Thank you so much for the April 2010 issue. It gave me a lot of pointers, and I especially enjoyed “What’s the Deal with Boys/Girls?” Thank you for the support and spirit you bring into my life.
I am living in the United Kingdom, and out here casual dating is a dying tradition. Many go straight into serious relationships and become too emotionally attached too quickly. They attend many Church activities but do not meet anyone new as they spend their time with their date. I have learned for myself that dating before 16 is not the way forward. It can distract you from what is important in life. I feel that the time before we are 16 is when we need to draw closer to God, gain a testimony, and work to become the best person we possibly can.
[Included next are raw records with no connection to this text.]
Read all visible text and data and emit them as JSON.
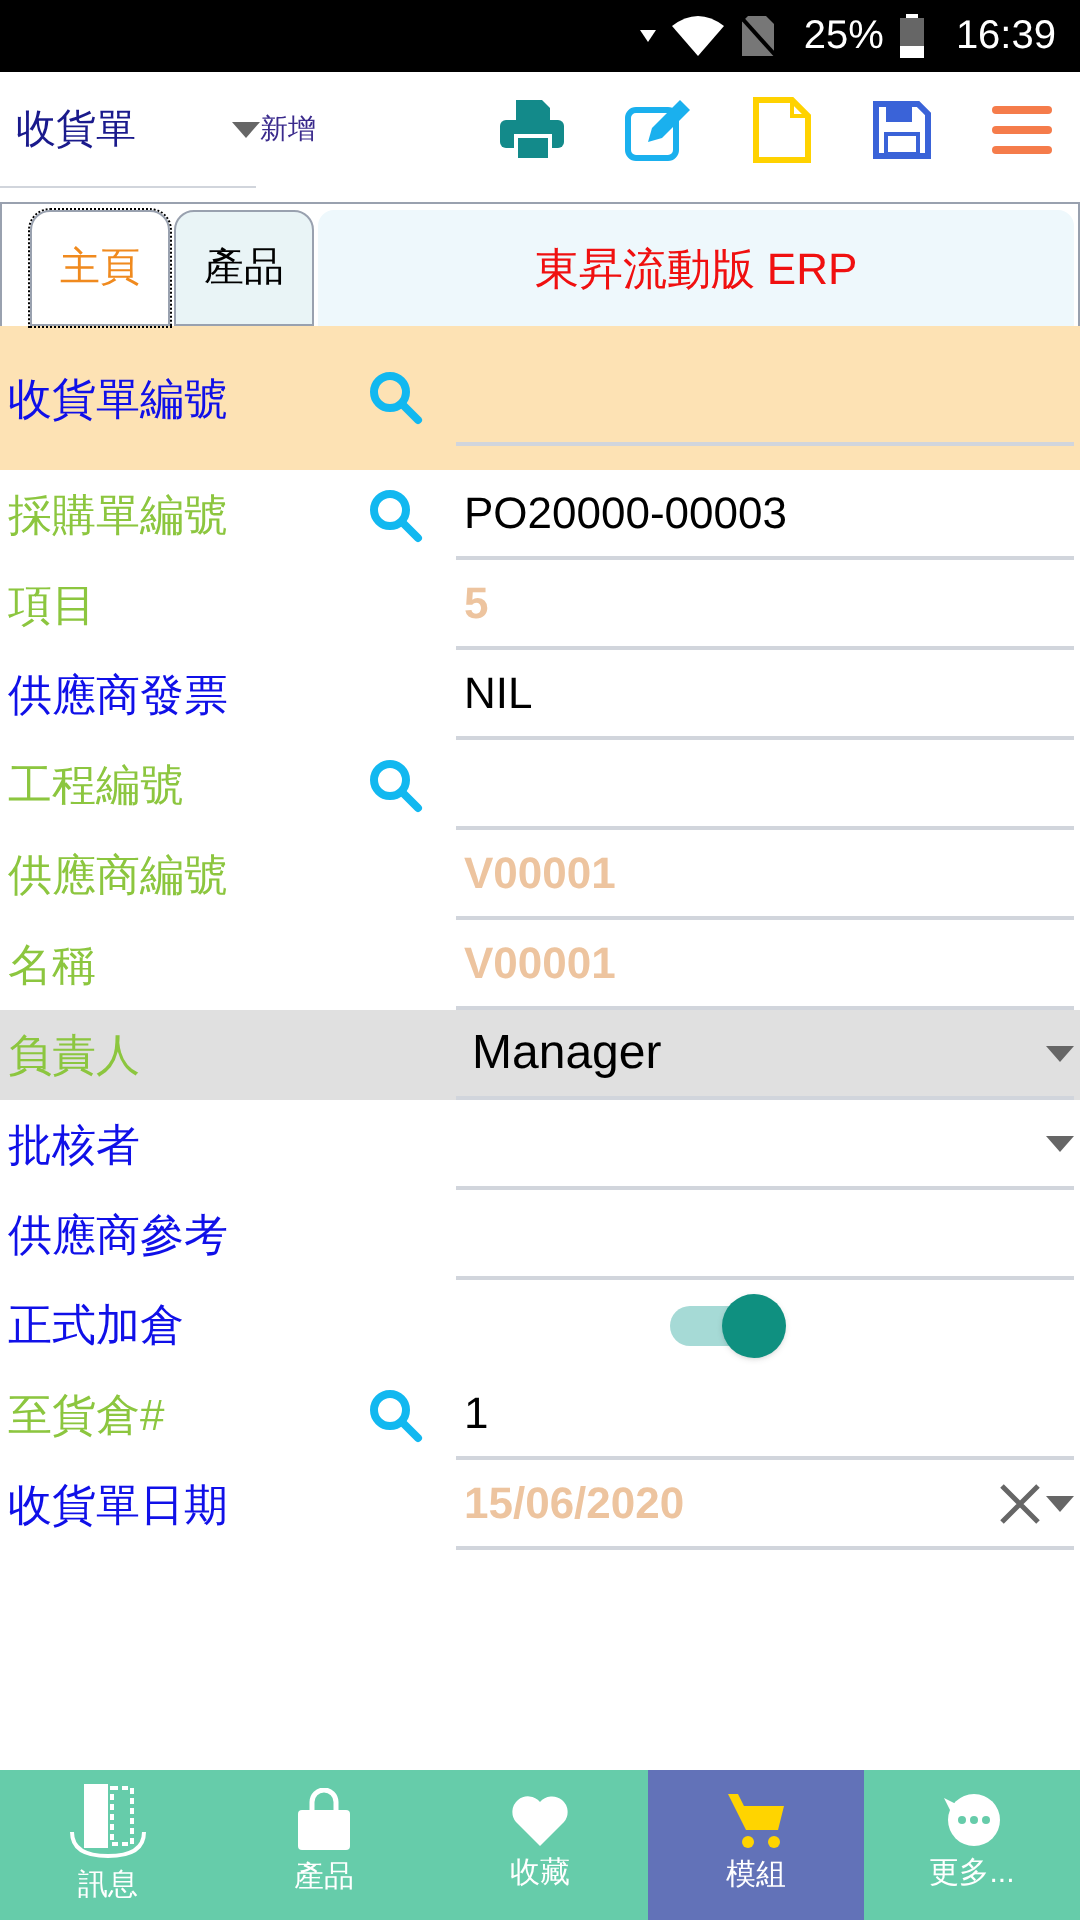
{
  "status_bar": {
    "battery": "25%",
    "time": "16:39"
  },
  "header": {
    "title": "收貨單",
    "mode": "新增"
  },
  "tabs": [
    {
      "label": "主頁",
      "selected": true
    },
    {
      "label": "產品",
      "selected": false
    }
  ],
  "banner": "東昇流動版 ERP",
  "fields": [
    {
      "label": "收貨單編號",
      "color": "#1010e8",
      "search": true,
      "kind": "text",
      "selected": true,
      "focused": false
    },
    {
      "label": "採購單編號",
      "color": "#8cc63f",
      "search": true,
      "kind": "text",
      "value": "PO20000-00003",
      "readonly": false,
      "selected": false,
      "focused": false
    },
    {
      "label": "項目",
      "color": "#8cc63f",
      "search": false,
      "kind": "text",
      "value": "5",
      "readonly": true,
      "selected": false,
      "focused": false
    },
    {
      "label": "供應商發票",
      "color": "#1010e8",
      "search": false,
      "kind": "text",
      "value": "NIL",
      "readonly": false,
      "selected": false,
      "focused": false
    },
    {
      "label": "工程編號",
      "color": "#8cc63f",
      "search": true,
      "kind": "text",
      "selected": false,
      "focused": false
    },
    {
      "label": "供應商編號",
      "color": "#8cc63f",
      "search": false,
      "kind": "text",
      "value": "V00001",
      "readonly": true,
      "selected": false,
      "focused": false
    },
    {
      "label": "名稱",
      "color": "#8cc63f",
      "search": false,
      "kind": "text",
      "value": "V00001",
      "readonly": true,
      "selected": false,
      "focused": false
    },
    {
      "label": "負責人",
      "color": "#8cc63f",
      "search": false,
      "kind": "select",
      "value": "Manager",
      "readonly": false,
      "selected": false,
      "focused": true
    },
    {
      "label": "批核者",
      "color": "#1010e8",
      "search": false,
      "kind": "select",
      "selected": false,
      "focused": false
    },
    {
      "label": "供應商參考",
      "color": "#1010e8",
      "search": false,
      "kind": "text",
      "selected": false,
      "focused": false
    },
    {
      "label": "正式加倉",
      "color": "#1010e8",
      "search": false,
      "kind": "toggle",
      "on": true,
      "selected": false,
      "focused": false
    },
    {
      "label": "至貨倉#",
      "color": "#8cc63f",
      "search": true,
      "kind": "text",
      "value": "1",
      "readonly": false,
      "selected": false,
      "focused": false
    },
    {
      "label": "收貨單日期",
      "color": "#1010e8",
      "search": false,
      "kind": "date",
      "value": "15/06/2020",
      "readonly": true,
      "selected": false,
      "focused": false
    }
  ],
  "bottom_nav": [
    {
      "label": "訊息",
      "selected": false
    },
    {
      "label": "產品",
      "selected": false
    },
    {
      "label": "收藏",
      "selected": false
    },
    {
      "label": "模組",
      "selected": true
    },
    {
      "label": "更多...",
      "selected": false
    }
  ]
}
Serious dating should be saved for when you are mature enough to understand it and to meet new people and learn how to interact with members of the opposite sex. Soon I will turn 16, and I hope that the Lord will give me the knowledge that I need to be the best date I can be and to look at what qualities I wish to have in my future spouse.
Jacob W., United Kingdom
I enjoyed “A Pillar Supporting the Priesthood” (Feb. 2010) and the example of Brandon Campbell helping kids play sports. I am enjoying the Aaronic Priesthood and Scouting. My deacons quorum works together to earn a lot of merit badges. I am striving to have the right attitude and do what is right so that I can be a missionary just like my older brother. The priesthood and Scouting allow me to move toward that goal, with all of the fun activities, friends, and service projects.
Nic H., Wyoming
I had just gone to the temple for the first time the day before I read the article “I Loved Going to the Temple” (May 2010). She had all the same feelings I did, and I’m glad to know that she loved going to the temple, too.
Lindsay T., North Carolina
I have some health issues that weaken my body and mind, but I am thankful that I can understand and enjoy the New Era articles. Recently I read the February 2008 issue, and I was so impressed with two of the stories that I read them out loud to the rest of the family so they wouldn’t miss out. I really appreciated the articles “Too Fast!” and “What I Learned from Lisa.” They reminded me of an experience when I went to a rental car agency where I had worked 10 years earlier. When I asked if I could test drive a car, the sales manager remembered me and told me that I could drive any car I wanted to. He said, “One thing I remember about you is your integrity and honesty.” I was honored that someone would remember that about me a decade later. I hope I can always be worthy of that type of reputation.
Bryan N., Idaho